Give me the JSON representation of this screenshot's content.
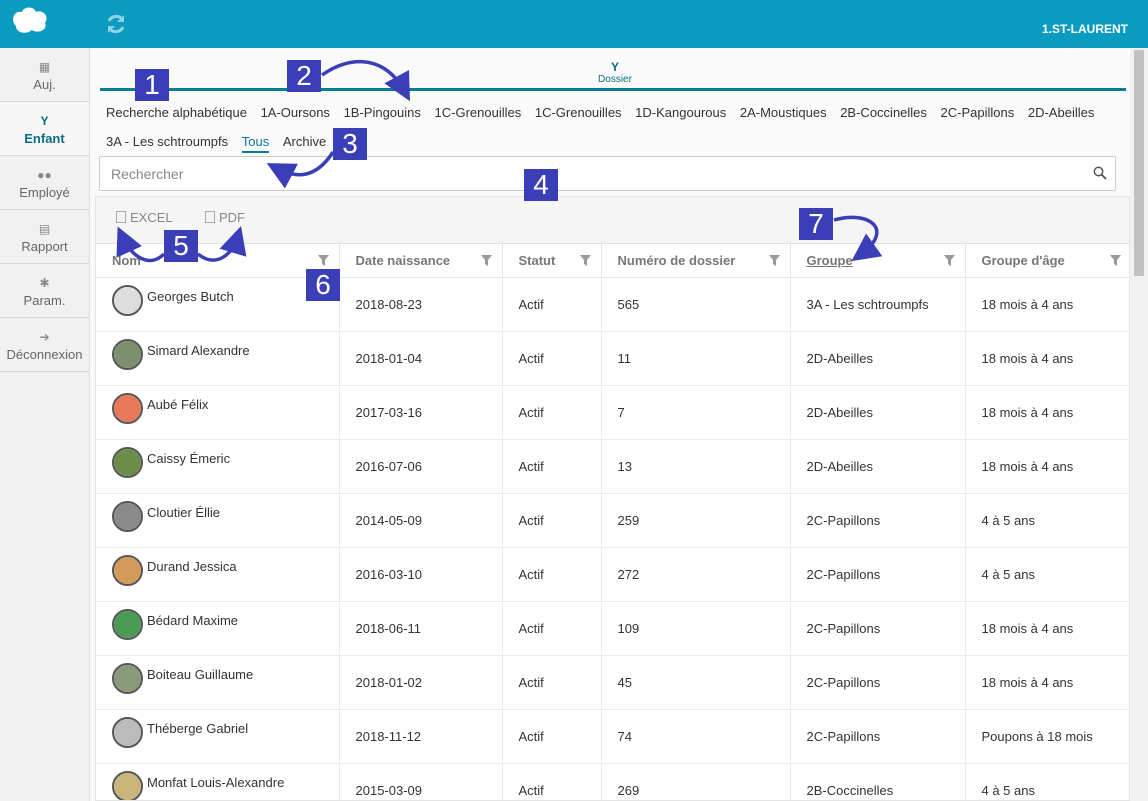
{
  "topbar": {
    "user": "1.ST-LAURENT"
  },
  "sidebar": {
    "items": [
      {
        "label": "Auj.",
        "icon": "calendar-icon",
        "active": false
      },
      {
        "label": "Enfant",
        "icon": "child-icon",
        "active": true
      },
      {
        "label": "Employé",
        "icon": "users-icon",
        "active": false
      },
      {
        "label": "Rapport",
        "icon": "report-icon",
        "active": false
      },
      {
        "label": "Param.",
        "icon": "gear-icon",
        "active": false
      },
      {
        "label": "Déconnexion",
        "icon": "logout-icon",
        "active": false
      }
    ]
  },
  "dossier_tab": "Dossier",
  "filters": {
    "row1": [
      "Recherche alphabétique",
      "1A-Oursons",
      "1B-Pingouins",
      "1C-Grenouilles",
      "1C-Grenouilles",
      "1D-Kangourous",
      "2A-Moustiques",
      "2B-Coccinelles",
      "2C-Papillons",
      "2D-Abeilles"
    ],
    "row2": [
      "3A - Les schtroumpfs",
      "Tous",
      "Archive"
    ],
    "active": "Tous"
  },
  "search": {
    "placeholder": "Rechercher"
  },
  "exports": {
    "excel": "EXCEL",
    "pdf": "PDF"
  },
  "table": {
    "headers": [
      "Nom",
      "Date naissance",
      "Statut",
      "Numéro de dossier",
      "Groupe",
      "Groupe d'âge"
    ],
    "rows": [
      [
        "Georges Butch",
        "2018-08-23",
        "Actif",
        "565",
        "3A - Les schtroumpfs",
        "18 mois à 4 ans"
      ],
      [
        "Simard Alexandre",
        "2018-01-04",
        "Actif",
        "11",
        "2D-Abeilles",
        "18 mois à 4 ans"
      ],
      [
        "Aubé Félix",
        "2017-03-16",
        "Actif",
        "7",
        "2D-Abeilles",
        "18 mois à 4 ans"
      ],
      [
        "Caissy Émeric",
        "2016-07-06",
        "Actif",
        "13",
        "2D-Abeilles",
        "18 mois à 4 ans"
      ],
      [
        "Cloutier Éllie",
        "2014-05-09",
        "Actif",
        "259",
        "2C-Papillons",
        "4 à 5 ans"
      ],
      [
        "Durand Jessica",
        "2016-03-10",
        "Actif",
        "272",
        "2C-Papillons",
        "4 à 5 ans"
      ],
      [
        "Bédard Maxime",
        "2018-06-11",
        "Actif",
        "109",
        "2C-Papillons",
        "18 mois à 4 ans"
      ],
      [
        "Boiteau Guillaume",
        "2018-01-02",
        "Actif",
        "45",
        "2C-Papillons",
        "18 mois à 4 ans"
      ],
      [
        "Théberge Gabriel",
        "2018-11-12",
        "Actif",
        "74",
        "2C-Papillons",
        "Poupons à 18 mois"
      ],
      [
        "Monfat Louis-Alexandre",
        "2015-03-09",
        "Actif",
        "269",
        "2B-Coccinelles",
        "4 à 5 ans"
      ]
    ]
  },
  "annotations": [
    "1",
    "2",
    "3",
    "4",
    "5",
    "6",
    "7"
  ],
  "colors": {
    "topbar": "#0b9bc0",
    "accent": "#0b7a94",
    "annotation": "#3a3fb8"
  }
}
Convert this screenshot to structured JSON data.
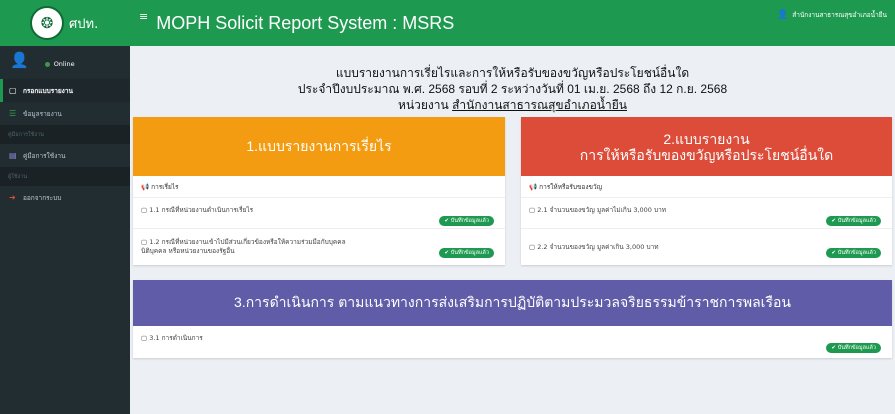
{
  "brand": {
    "emblem_icon": "royal-emblem-icon",
    "short_name": "ศปท."
  },
  "header": {
    "menu_icon": "≡",
    "title": "MOPH Solicit Report System : MSRS",
    "agency": "สำนักงานสาธารณสุขอำเภอน้ำยืน"
  },
  "sidebar": {
    "status": "Online",
    "items": [
      {
        "label": "กรอกแบบรายงาน",
        "icon": "file-icon",
        "glyph": "▢",
        "active": true
      },
      {
        "label": "ข้อมูลรายงาน",
        "icon": "list-icon",
        "glyph": "☰"
      }
    ],
    "manual_header": "คู่มือการใช้งาน",
    "manual_item": {
      "label": "คู่มือการใช้งาน",
      "icon": "book-icon",
      "glyph": "▤"
    },
    "users_header": "ผู้ใช้งาน",
    "logout_item": {
      "label": "ออกจากระบบ",
      "icon": "sign-out-icon",
      "glyph": "➜"
    }
  },
  "report": {
    "line1": "แบบรายงานการเรี่ยไรและการให้หรือรับของขวัญหรือประโยชน์อื่นใด",
    "line2": "ประจำปีงบประมาณ พ.ศ. 2568 รอบที่ 2 ระหว่างวันที่ 01 เม.ย. 2568 ถึง 12 ก.ย. 2568",
    "line3_prefix": "หน่วยงาน ",
    "agency": "สำนักงานสาธารณสุขอำเภอน้ำยืน"
  },
  "sections": {
    "s1": {
      "title": "1.แบบรายงานการเรี่ยไร",
      "subheading": "📢 การเรี่ยไร",
      "items": [
        {
          "text": "1.1 กรณีที่หน่วยงานดำเนินการเรี่ยไร",
          "badge": "✔ บันทึกข้อมูลแล้ว"
        },
        {
          "text": "1.2 กรณีที่หน่วยงานเข้าไปมีส่วนเกี่ยวข้องหรือให้ความร่วมมือกับบุคคล นิติบุคคล หรือหน่วยงานของรัฐอื่น",
          "badge": "✔ บันทึกข้อมูลแล้ว"
        }
      ]
    },
    "s2": {
      "title_line1": "2.แบบรายงาน",
      "title_line2": "การให้หรือรับของขวัญหรือประโยชน์อื่นใด",
      "subheading": "📢 การให้หรือรับของขวัญ",
      "items": [
        {
          "text": "2.1 จำนวนของขวัญ มูลค่าไม่เกิน 3,000 บาท",
          "badge": "✔ บันทึกข้อมูลแล้ว"
        },
        {
          "text": "2.2 จำนวนของขวัญ มูลค่าเกิน 3,000 บาท",
          "badge": "✔ บันทึกข้อมูลแล้ว"
        }
      ]
    },
    "s3": {
      "title": "3.การดำเนินการ ตามแนวทางการส่งเสริมการปฏิบัติตามประมวลจริยธรรมข้าราชการพลเรือน",
      "items": [
        {
          "text": "3.1 การดำเนินการ",
          "badge": "✔ บันทึกข้อมูลแล้ว"
        }
      ]
    }
  },
  "colors": {
    "green": "#1e9950",
    "orange": "#f39c12",
    "red": "#dd4b39",
    "purple": "#605ca8",
    "sidebar": "#222d32"
  }
}
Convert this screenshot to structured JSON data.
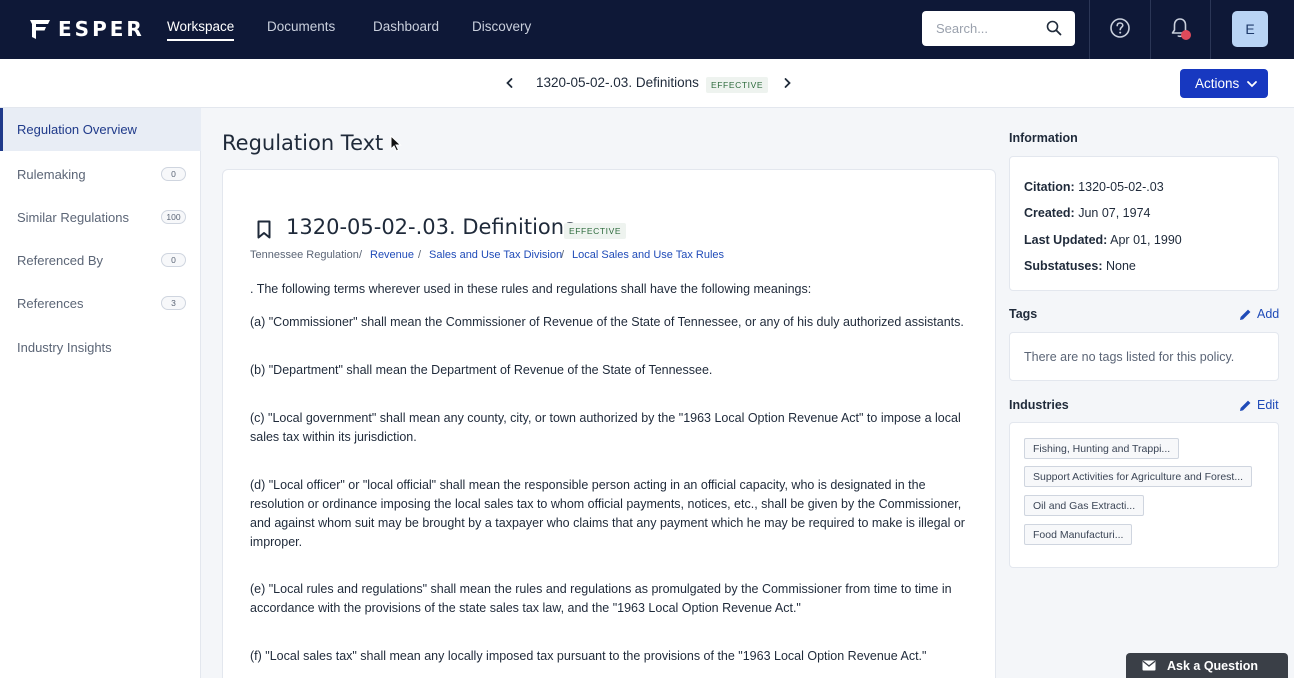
{
  "brand": {
    "name": "ESPER"
  },
  "nav": {
    "items": [
      {
        "label": "Workspace",
        "active": true
      },
      {
        "label": "Documents",
        "active": false
      },
      {
        "label": "Dashboard",
        "active": false
      },
      {
        "label": "Discovery",
        "active": false
      }
    ],
    "search_placeholder": "Search...",
    "avatar_initial": "E"
  },
  "subheader": {
    "title": "1320-05-02-.03. Definitions",
    "status": "EFFECTIVE",
    "actions_label": "Actions"
  },
  "sidebar": {
    "items": [
      {
        "label": "Regulation Overview",
        "count": null,
        "active": true
      },
      {
        "label": "Rulemaking",
        "count": "0"
      },
      {
        "label": "Similar Regulations",
        "count": "100"
      },
      {
        "label": "Referenced By",
        "count": "0"
      },
      {
        "label": "References",
        "count": "3"
      },
      {
        "label": "Industry Insights",
        "count": null
      }
    ]
  },
  "main": {
    "heading": "Regulation Text",
    "doc_title": "1320-05-02-.03. Definitions",
    "doc_status": "EFFECTIVE",
    "breadcrumb": [
      "Tennessee Regulation",
      "Revenue",
      "Sales and Use Tax Division",
      "Local Sales and Use Tax Rules"
    ],
    "paragraphs": [
      ". The following terms wherever used in these rules and regulations shall have the following meanings:",
      "(a) \"Commissioner\" shall mean the Commissioner of Revenue of the State of Tennessee, or any of his duly authorized assistants.",
      "(b) \"Department\" shall mean the Department of Revenue of the State of Tennessee.",
      "(c) \"Local government\" shall mean any county, city, or town authorized by the \"1963 Local Option Revenue Act\" to impose a local sales tax within its jurisdiction.",
      "(d) \"Local officer\" or \"local official\" shall mean the responsible person acting in an official capacity, who is designated in the resolution or ordinance imposing the local sales tax to whom official payments, notices, etc., shall be given by the Commissioner, and against whom suit may be brought by a taxpayer who claims that any payment which he may be required to make is illegal or improper.",
      "(e) \"Local rules and regulations\" shall mean the rules and regulations as promulgated by the Commissioner from time to time in accordance with the provisions of the state sales tax law, and the \"1963 Local Option Revenue Act.\"",
      "(f) \"Local sales tax\" shall mean any locally imposed tax pursuant to the provisions of the \"1963 Local Option Revenue Act.\""
    ]
  },
  "info": {
    "heading": "Information",
    "citation_label": "Citation:",
    "citation": "1320-05-02-.03",
    "created_label": "Created:",
    "created": "Jun 07, 1974",
    "updated_label": "Last Updated:",
    "updated": "Apr 01, 1990",
    "substatuses_label": "Substatuses:",
    "substatuses": "None"
  },
  "tags": {
    "heading": "Tags",
    "add_label": "Add",
    "empty_text": "There are no tags listed for this policy."
  },
  "industries": {
    "heading": "Industries",
    "edit_label": "Edit",
    "items": [
      "Fishing, Hunting and Trappi...",
      "Support Activities for Agriculture and Forest...",
      "Oil and Gas Extracti...",
      "Food Manufacturi..."
    ]
  },
  "ask": {
    "label": "Ask a Question"
  },
  "colors": {
    "navbar": "#0e1837",
    "primary": "#1738c0",
    "link": "#1f4bb8",
    "notification": "#e04a5b"
  }
}
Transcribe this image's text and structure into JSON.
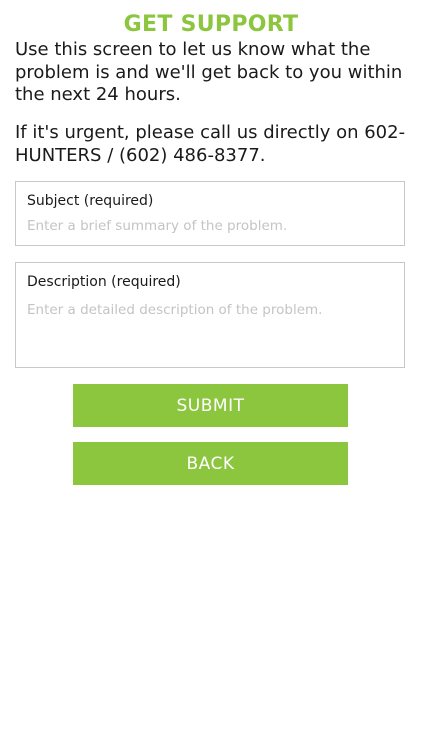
{
  "header": {
    "title": "GET SUPPORT"
  },
  "intro": {
    "paragraph1": "Use this screen to let us know what the problem is and we'll get back to you within the next 24 hours.",
    "paragraph2": "If it's urgent, please call us directly on 602-HUNTERS / (602) 486-8377."
  },
  "form": {
    "subject": {
      "label": "Subject (required)",
      "placeholder": "Enter a brief summary of the problem.",
      "value": ""
    },
    "description": {
      "label": "Description (required)",
      "placeholder": "Enter a detailed description of the problem.",
      "value": ""
    }
  },
  "actions": {
    "submit_label": "SUBMIT",
    "back_label": "BACK"
  },
  "colors": {
    "accent": "#8cc63f",
    "text": "#1a1a1a",
    "placeholder": "#c4c4c4",
    "border": "#c8c8c8",
    "button_text": "#ffffff"
  }
}
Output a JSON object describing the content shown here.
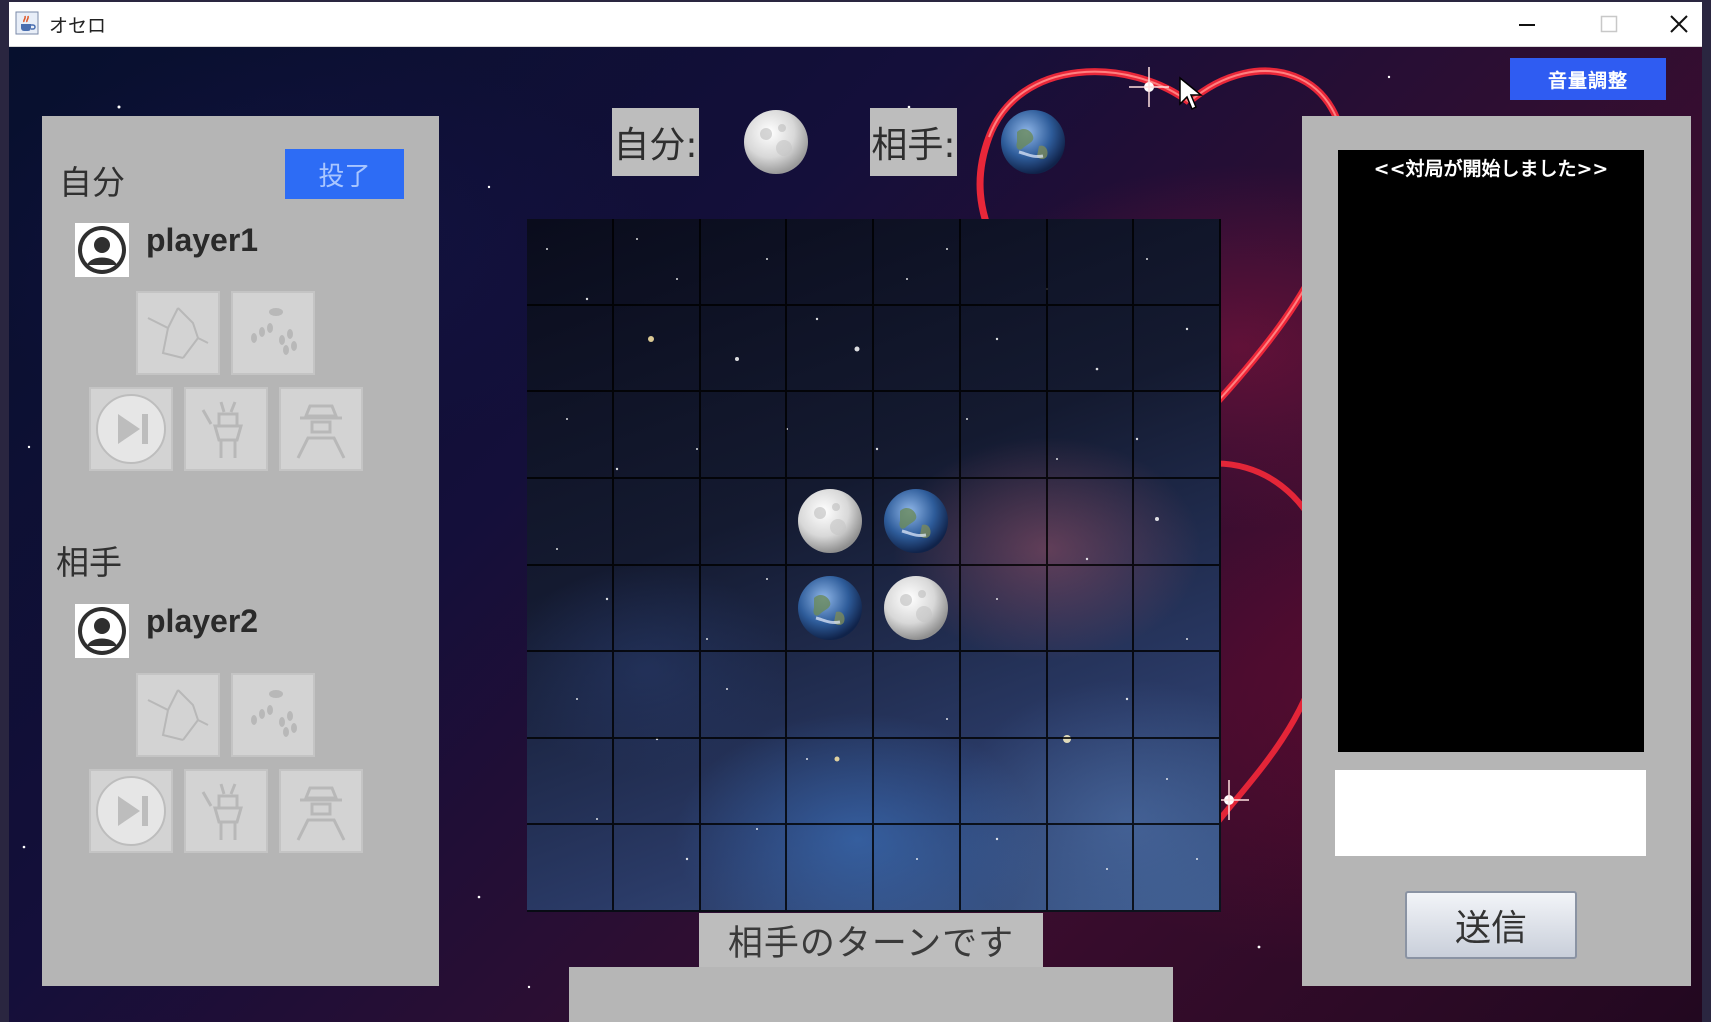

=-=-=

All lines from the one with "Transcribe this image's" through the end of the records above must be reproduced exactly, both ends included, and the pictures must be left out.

Transcribe this image's text and structure into JSON.
{
  "header": {
    "title": "GET SUPPORT"
  },
  "intro": {
    "paragraph1": "Use this screen to let us know what the problem is and we'll get back to you within the next 24 hours.",
    "paragraph2": "If it's urgent, please call us directly on 602-HUNTERS / (602) 486-8377."
  },
  "form": {
    "subject": {
      "label": "Subject (required)",
      "placeholder": "Enter a brief summary of the problem.",
      "value": ""
    },
    "description": {
      "label": "Description (required)",
      "placeholder": "Enter a detailed description of the problem.",
      "value": ""
    }
  },
  "actions": {
    "submit_label": "SUBMIT",
    "back_label": "BACK"
  },
  "colors": {
    "accent": "#8cc63f",
    "text": "#1a1a1a",
    "placeholder": "#c4c4c4",
    "border": "#c8c8c8",
    "button_text": "#ffffff"
  }
}
Output a JSON object describing the content shown here.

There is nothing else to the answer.